Your assignment:
Which lines below hold the word "title"? Copy all of them.

Website and app data records
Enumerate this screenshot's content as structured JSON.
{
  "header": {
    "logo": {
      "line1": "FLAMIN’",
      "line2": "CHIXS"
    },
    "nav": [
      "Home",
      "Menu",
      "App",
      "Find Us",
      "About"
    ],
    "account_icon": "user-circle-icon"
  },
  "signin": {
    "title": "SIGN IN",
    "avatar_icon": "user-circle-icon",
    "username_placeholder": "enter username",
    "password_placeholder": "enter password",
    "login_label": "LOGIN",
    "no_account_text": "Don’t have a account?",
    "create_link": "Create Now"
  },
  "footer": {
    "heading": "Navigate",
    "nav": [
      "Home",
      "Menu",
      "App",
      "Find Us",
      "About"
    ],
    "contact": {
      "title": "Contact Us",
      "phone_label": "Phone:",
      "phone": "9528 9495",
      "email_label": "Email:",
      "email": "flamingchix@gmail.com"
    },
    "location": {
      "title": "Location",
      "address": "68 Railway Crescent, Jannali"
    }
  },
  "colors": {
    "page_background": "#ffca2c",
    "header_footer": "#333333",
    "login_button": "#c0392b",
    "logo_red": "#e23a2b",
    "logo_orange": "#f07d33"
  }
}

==

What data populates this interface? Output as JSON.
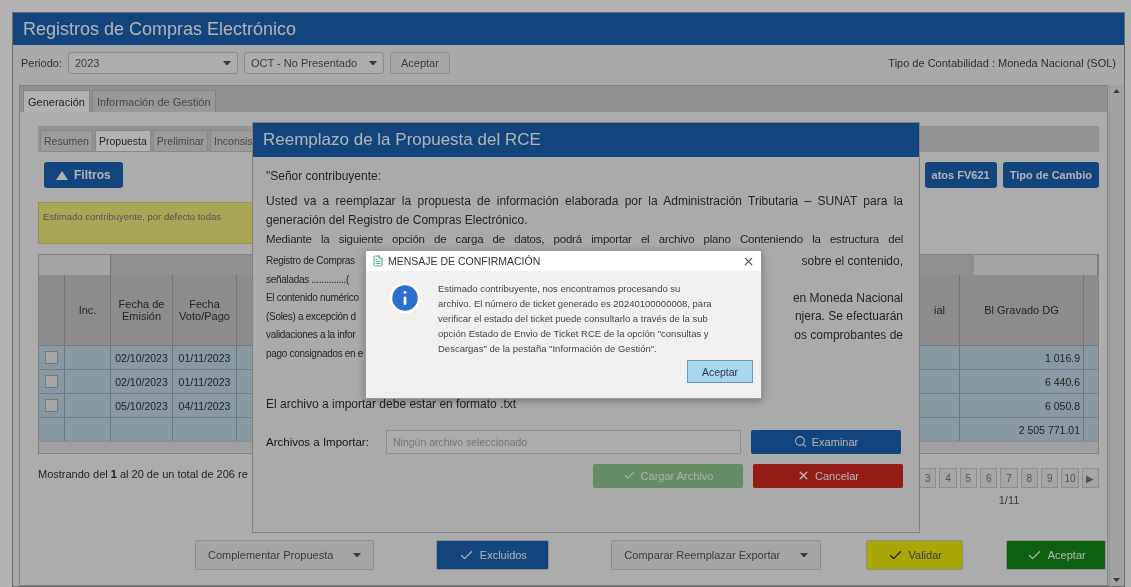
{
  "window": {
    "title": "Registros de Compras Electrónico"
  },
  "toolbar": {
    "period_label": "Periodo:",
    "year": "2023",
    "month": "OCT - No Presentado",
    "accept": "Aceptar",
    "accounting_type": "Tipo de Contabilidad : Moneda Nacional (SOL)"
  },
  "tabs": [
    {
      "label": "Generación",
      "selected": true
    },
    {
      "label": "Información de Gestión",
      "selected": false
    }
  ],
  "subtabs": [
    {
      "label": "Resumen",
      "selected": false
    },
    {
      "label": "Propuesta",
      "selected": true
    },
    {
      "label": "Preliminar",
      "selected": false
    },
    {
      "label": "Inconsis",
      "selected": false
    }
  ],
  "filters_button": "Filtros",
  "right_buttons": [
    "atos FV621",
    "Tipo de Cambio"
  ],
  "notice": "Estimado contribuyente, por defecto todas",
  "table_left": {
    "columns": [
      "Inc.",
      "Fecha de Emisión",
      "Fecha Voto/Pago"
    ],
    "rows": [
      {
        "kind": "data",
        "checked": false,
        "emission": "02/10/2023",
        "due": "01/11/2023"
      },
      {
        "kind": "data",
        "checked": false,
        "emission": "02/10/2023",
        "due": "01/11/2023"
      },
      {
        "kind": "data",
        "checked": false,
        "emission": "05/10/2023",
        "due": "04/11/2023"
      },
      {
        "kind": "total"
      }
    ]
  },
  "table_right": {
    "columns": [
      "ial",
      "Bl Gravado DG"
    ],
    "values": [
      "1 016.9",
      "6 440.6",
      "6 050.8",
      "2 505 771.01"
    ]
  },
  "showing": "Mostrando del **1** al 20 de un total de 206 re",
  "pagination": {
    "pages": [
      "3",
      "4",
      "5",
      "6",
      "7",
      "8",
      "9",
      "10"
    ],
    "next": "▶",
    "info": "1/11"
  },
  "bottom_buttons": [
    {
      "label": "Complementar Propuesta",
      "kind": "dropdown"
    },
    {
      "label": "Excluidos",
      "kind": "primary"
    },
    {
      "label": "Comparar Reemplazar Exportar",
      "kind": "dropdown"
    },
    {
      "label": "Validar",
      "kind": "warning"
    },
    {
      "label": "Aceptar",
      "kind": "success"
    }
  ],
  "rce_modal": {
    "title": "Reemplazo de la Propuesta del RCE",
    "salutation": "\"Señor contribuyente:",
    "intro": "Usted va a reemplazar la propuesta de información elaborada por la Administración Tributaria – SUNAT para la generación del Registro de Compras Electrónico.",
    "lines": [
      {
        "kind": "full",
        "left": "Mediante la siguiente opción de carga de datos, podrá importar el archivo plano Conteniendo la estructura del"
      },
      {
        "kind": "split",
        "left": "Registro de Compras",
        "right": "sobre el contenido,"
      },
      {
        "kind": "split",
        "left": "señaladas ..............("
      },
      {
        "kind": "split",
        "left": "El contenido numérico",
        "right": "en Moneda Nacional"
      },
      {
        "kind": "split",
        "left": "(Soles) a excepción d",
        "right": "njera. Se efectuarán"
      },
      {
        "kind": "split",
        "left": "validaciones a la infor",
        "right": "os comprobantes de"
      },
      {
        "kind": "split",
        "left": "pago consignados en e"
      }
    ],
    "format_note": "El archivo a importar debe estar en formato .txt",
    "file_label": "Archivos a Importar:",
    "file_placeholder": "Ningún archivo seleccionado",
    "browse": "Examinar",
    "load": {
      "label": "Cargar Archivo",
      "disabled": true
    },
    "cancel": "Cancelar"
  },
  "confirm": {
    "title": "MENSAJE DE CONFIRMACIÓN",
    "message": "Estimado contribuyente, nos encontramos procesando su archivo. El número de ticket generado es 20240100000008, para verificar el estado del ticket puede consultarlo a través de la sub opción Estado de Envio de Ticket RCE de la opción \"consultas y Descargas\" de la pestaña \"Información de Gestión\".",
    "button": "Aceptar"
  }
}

Your solution:
    "title": "SIGN IN",
      "title": "Contact Us",
      "title": "Location",
    "title": "Registros de Compras Electrónico"
    "title": "Reemplazo de la Propuesta del RCE",
    "title": "MENSAJE DE CONFIRMACIÓN",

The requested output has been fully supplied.